Sell high, buy low – this seemingly simple investing concept becomes a bit more complicated due to the taxability of capital gains realized in certain investment accounts or vehicles. In addition to tax treatment, there are other wealth management and financial planning factors that play into strategic capital gains deployment. The below guide, while not all-inclusive, highlights some of the most basic capital gains considerations to discuss with your RKL Wealth Management advisor.
Tax rates for capital gains
Depending on filing status and taxable income, long-term capital gains are taxed at either zero, 15 or 20 percent, as displayed below.
- Zero percent: Married filing jointly taxpayers with taxable income less than $77,200 or single taxpayers less than $38,600 will pay no tax on long-term capital gains and qualified dividends in 2018.
- 15 percent: The 15 percent capital gains tax rate applies to taxable income between $77,200 and $479,000 (married filing jointly) or between $38,600 and $425,800 (single filers). Overall tax could rise to 18.8 percent when net investment income tax is factored in starting at modified adjusted gross income levels of $250,000/$200,000 for married/single.
- 20 percent: Capital gains are taxed at 20 percent for taxable income over $479,000 (married filing jointly) and $425,800 (single filers). This rate could increase to 23.8 percent when net investment income tax is applicable.
Tax planning opportunity: In years when income meets or falls below the zero percent threshold, consider selling out of holdings to divest or rebalance the portfolio or selling and buying back with higher cost basis with no current tax impact.
Handling capital gains (or losses)
Before year-end, take stock of year-to-date realized gains and losses from all taxable investment accounts. This inventory will provide a roadmap for harvesting additional gains or losses before the end of the year to meet investment, tax and financial planning goals. Below is quick overview of common situations and action items.
|Short and long-term losses?
|Selling securities (ideally short-term holdings) up to $3,000 less than the amount of losses to recognize unrealized gains.|
|More short-term gains than long-term losses? Equal
amounts of short and long-term gains?
|Taking losses up to $3,000 more than the net gain, starting with long-term positions, to offset short-term gains.|
|More long-term gains than short-term losses?
|Taking losses up to $3,000 more than the net gain – start with long-term positions, then move to short-term losses.|
|Bad debts or worthless securities?
|Working with your advisor to make sure that losses are deductible in the current year with the proper substantiation.|
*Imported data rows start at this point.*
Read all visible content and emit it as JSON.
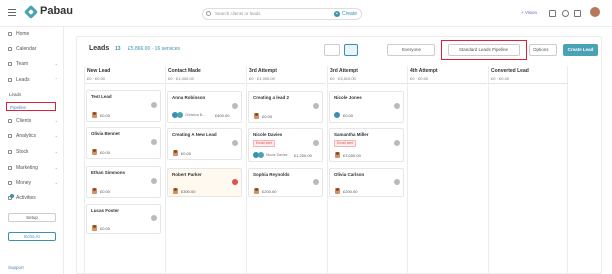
{
  "brand": {
    "name": "Pabau"
  },
  "topbar": {
    "search_placeholder": "Search clients or leads",
    "create_label": "Create",
    "vision_label": "+ Vision"
  },
  "sidebar": {
    "items": [
      {
        "label": "Home",
        "name": "home"
      },
      {
        "label": "Calendar",
        "name": "calendar"
      },
      {
        "label": "Team",
        "name": "team"
      },
      {
        "label": "Leads",
        "name": "leads"
      },
      {
        "label": "Clients",
        "name": "clients"
      },
      {
        "label": "Analytics",
        "name": "analytics"
      },
      {
        "label": "Stock",
        "name": "stock"
      },
      {
        "label": "Marketing",
        "name": "marketing"
      },
      {
        "label": "Money",
        "name": "money"
      },
      {
        "label": "Activities",
        "name": "activities"
      }
    ],
    "leads_sub": {
      "leads": "Leads",
      "pipeline": "Pipeline"
    },
    "setup_label": "Setup",
    "echo_label": "Echo AI",
    "support_label": "Support"
  },
  "board": {
    "title": "Leads",
    "count": "13",
    "summary": "£5,866.00 · 16 services",
    "filter_everyone": "Everyone",
    "pipeline_select": "Standard Leads Pipeline",
    "options_label": "Options",
    "create_lead_label": "Create Lead"
  },
  "columns": [
    {
      "title": "New Lead",
      "sum": "£0 · £0.00"
    },
    {
      "title": "Contact Made",
      "sum": "£0 · £1,000.00"
    },
    {
      "title": "3rd Attempt",
      "sum": "£0 · £1,000.00"
    },
    {
      "title": "3rd Attempt",
      "sum": "£0 · £3,510.00"
    },
    {
      "title": "4th Attempt",
      "sum": "£0 · £0.00"
    },
    {
      "title": "Converted Lead",
      "sum": "£0 · £0.00"
    }
  ],
  "cards": {
    "c0": [
      {
        "name": "Test Lead",
        "amount": "£0.00"
      },
      {
        "name": "Olivia Bennet",
        "amount": "£0.00"
      },
      {
        "name": "Ethan Simmons",
        "amount": "£0.00"
      },
      {
        "name": "Lucas Foster",
        "amount": "£0.00"
      }
    ],
    "c1": [
      {
        "name": "Anna Robinson",
        "people": "Christina B...",
        "amount": "£400.00"
      },
      {
        "name": "Creating A New Lead",
        "amount": "£0.00"
      },
      {
        "name": "Robert Parker",
        "amount": "£300.00"
      }
    ],
    "c2": [
      {
        "name": "Creating a lead 2",
        "amount": "£0.00"
      },
      {
        "name": "Nicole Davies",
        "tag": "Email sent",
        "people": "Nicole Davies",
        "amount": "£1,200.00"
      },
      {
        "name": "Sophia Reynolds",
        "amount": "£200.00"
      }
    ],
    "c3": [
      {
        "name": "Nicole Jones",
        "amount": "£0.00"
      },
      {
        "name": "Samantha Miller",
        "tag": "Email sent",
        "amount": "£3,000.00"
      },
      {
        "name": "Olivia Carlson",
        "amount": "£200.00"
      }
    ]
  },
  "colors": {
    "accent": "#3b8fb0",
    "highlight": "#e0203a"
  }
}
Tax planning opportunity: Avoid capital gains tax on highly appreciated stocks held for more than one year by donating the appreciated security to a charity or donor-advised fund. This contribution deduction is based on the fair market value of the security, subject to certain limitations based on AGI.
Capital gains and your wealth management approach
When it comes to capital gains, the tax situation is only one piece of the puzzle. Don’t overlook cash flow needs, investment objectives, risk profile and legacy goals.
In order to meet cash flow needs, invested assets may need to be sold. When identifying the holdings for sale, individuals should think beyond tax impact and consider the overall impact to portfolio performance. If target allocation has significantly changed, portfolio rebalancing may be required. When considering the sale of securities or portfolio rebalancing, remain mindful of the level of risk and the time horizon for your individual investment needs.
A number of investment circumstances may also necessitate the deployment of capital gains. Over-concentration in one investment position may require diversification of holdings, while underlying investment costs may drive an investor to relinquish other holdings. As part of a routine investment analysis, your wealth advisor may recommend eliminating securities with poor performance. Other times, changes in fund manager, company strategy, legal/regulatory standing or company management may be the reason for a sale.
Legacy financial plans may include gifting appreciated stocks to family members. This strategy may also potentially shift the tax burden to a lower tax bracket. Keep in mind that kiddie tax rules have changed in 2018, thanks to tax reform, with unearned income subject to the estate and trust tax rates rather than the parent’s tax rates.
The team of advisors at RKL Wealth Management take a customized approach to developing and executing a capital gains strategy that meets your needs and goals. Contact them today to start a conversation about your unique financial circumstances.